Earlier this month at the Strategic Health Information Exchange Collaborative (SHIEC) Annual Conference, UHIN received the first-ever SHIEC Achievement Award for Advocacy and Governmental Relations. The award recognized UHIN’s successful completion of its 2015-2017 Office of the National Coordinator for Health Information Technology (ONC) grant to advance interoperability. As part of the ONC grant, UHIN and its various community partners worked to increase interoperability to previously underserved populations including rural communities, poison control, long-term post-acute care facilities, emergency services, children and youth with special healthcare needs, and patients through an aggregated patient portal.
What’s on Your Correspondent’s Mind? Patient Engagement.
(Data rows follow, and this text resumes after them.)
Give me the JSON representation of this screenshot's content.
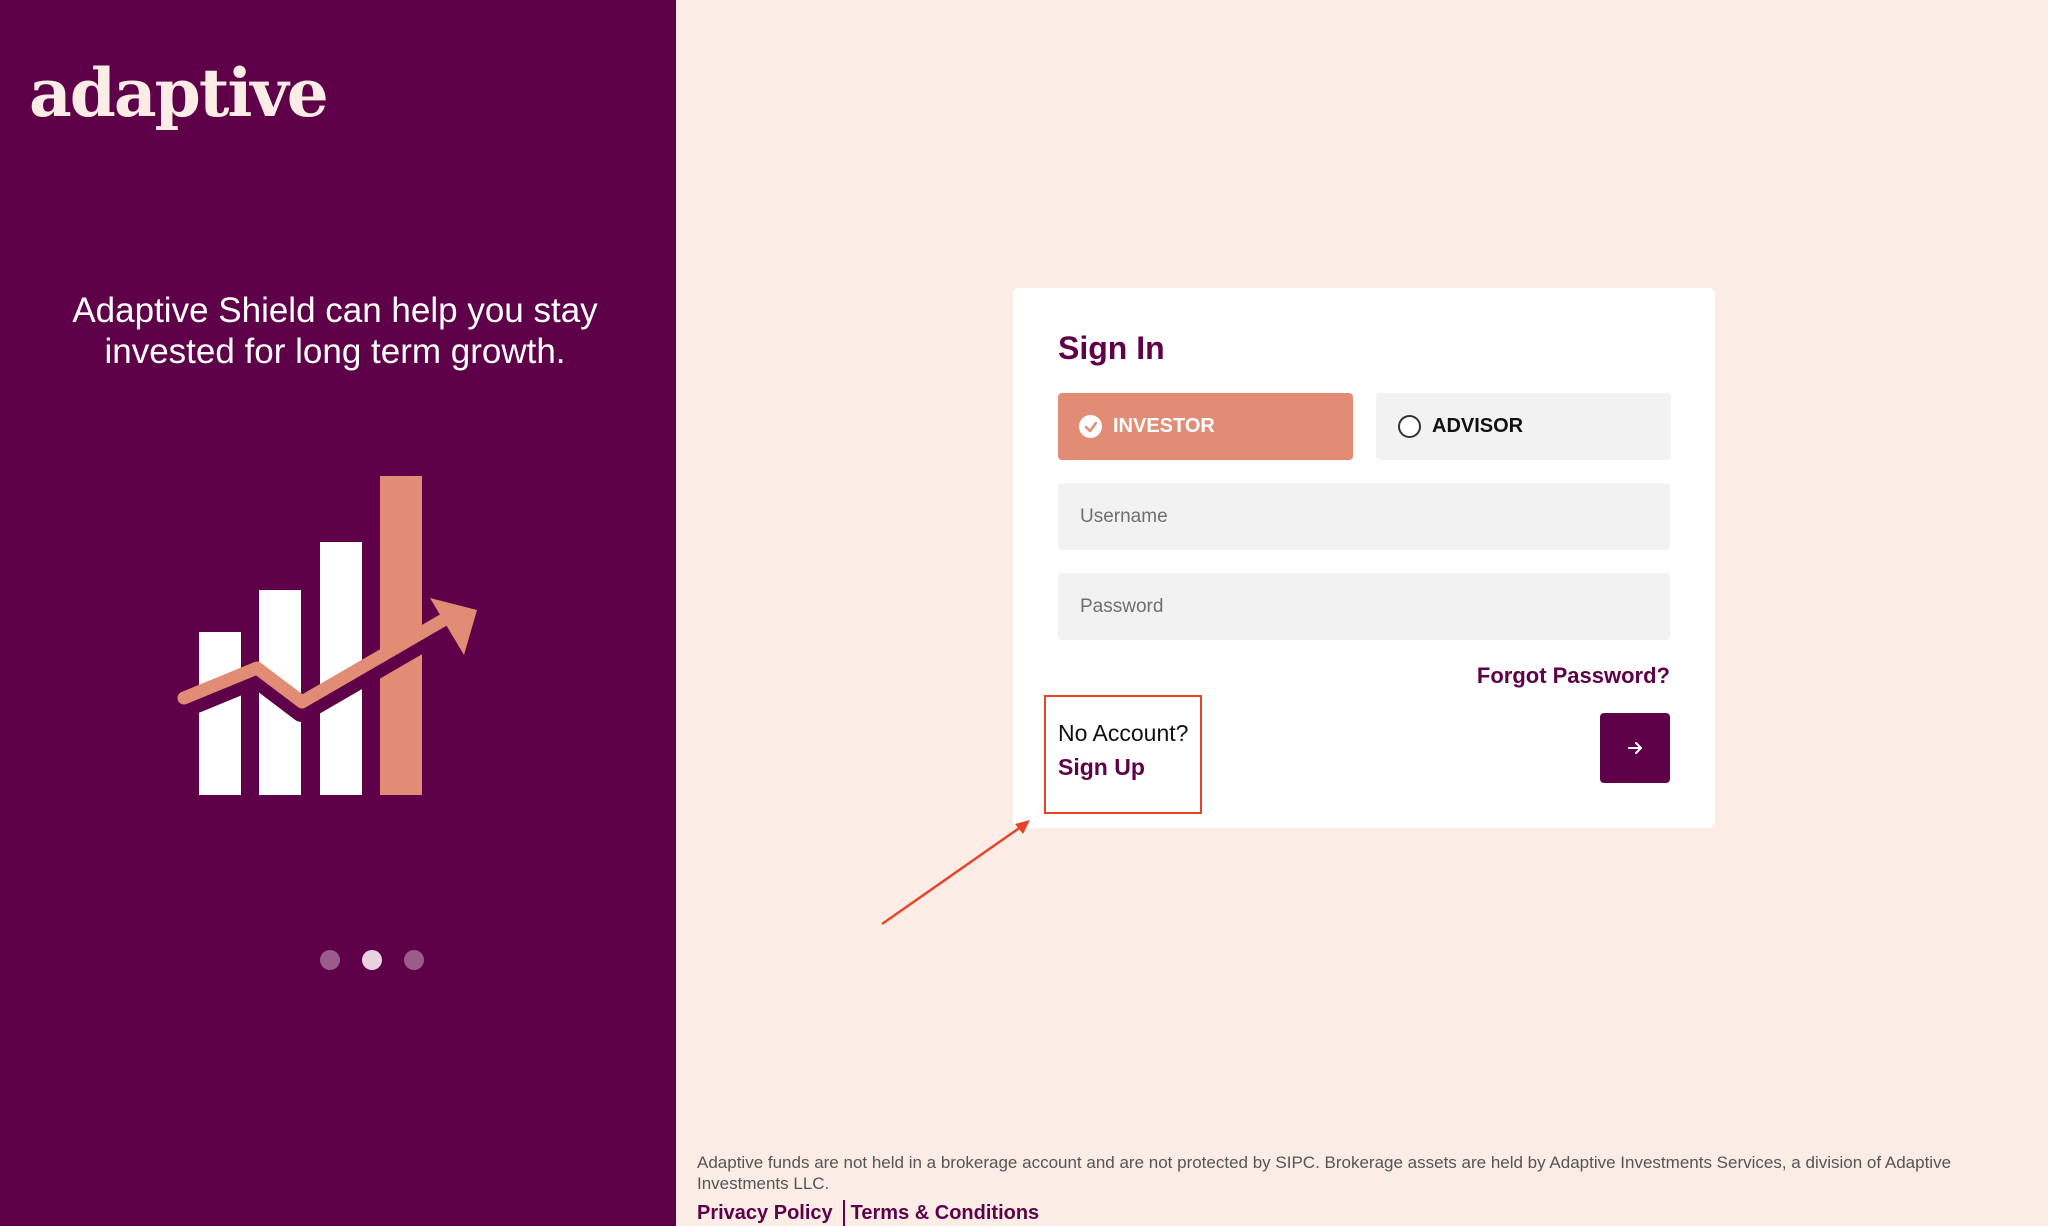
{
  "brand": {
    "logo_text": "adaptive",
    "purple": "#5f0148",
    "salmon": "#e28c76",
    "cream": "#fbece5"
  },
  "hero": {
    "tagline": "Adaptive Shield can help you stay invested for long term growth.",
    "illustration": "bar-chart-growth-arrow-icon",
    "carousel": {
      "count": 3,
      "active_index": 1
    }
  },
  "signin": {
    "title": "Sign In",
    "roles": [
      {
        "label": "INVESTOR",
        "selected": true
      },
      {
        "label": "ADVISOR",
        "selected": false
      }
    ],
    "username_placeholder": "Username",
    "password_placeholder": "Password",
    "forgot_label": "Forgot Password?",
    "no_account_text": "No Account?",
    "signup_label": "Sign Up",
    "submit_icon": "arrow-right-icon"
  },
  "annotation": {
    "color": "#e8442a"
  },
  "footer": {
    "disclaimer": "Adaptive funds are not held in a brokerage account and are not protected by SIPC. Brokerage assets are held by Adaptive Investments Services, a division of Adaptive Investments LLC.",
    "privacy_label": "Privacy Policy",
    "terms_label": "Terms & Conditions"
  }
}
According to Medical Economics, patient engagement is a top priority of 70% of providers. But your intrepid correspondent’s experience hasn’t been very engaging. With a mixture of an A-type personality and a charming penchant for self-preservation, he has always been remarkably good at making and keeping routine medical appointments. The same is not true for scheduling follow-up tests three months later – even when his primary care physician sends a reminder letter. As we quickly approach 2019, a letter may be quaint communication, but clearly ineffective. Yet according to a Healthcare IT News, patients connected with their provider offices via an online portal – like UHIN’s MYONECHART – are significantly more likely to get preventative tests and screenings. Your correspondent is far more likely to act on an email or text than he is a letter. And Health IT Outcomes says more than 50% of Americans agree with him. If you want to engage with him, you can reach him at firstname.lastname@example.org.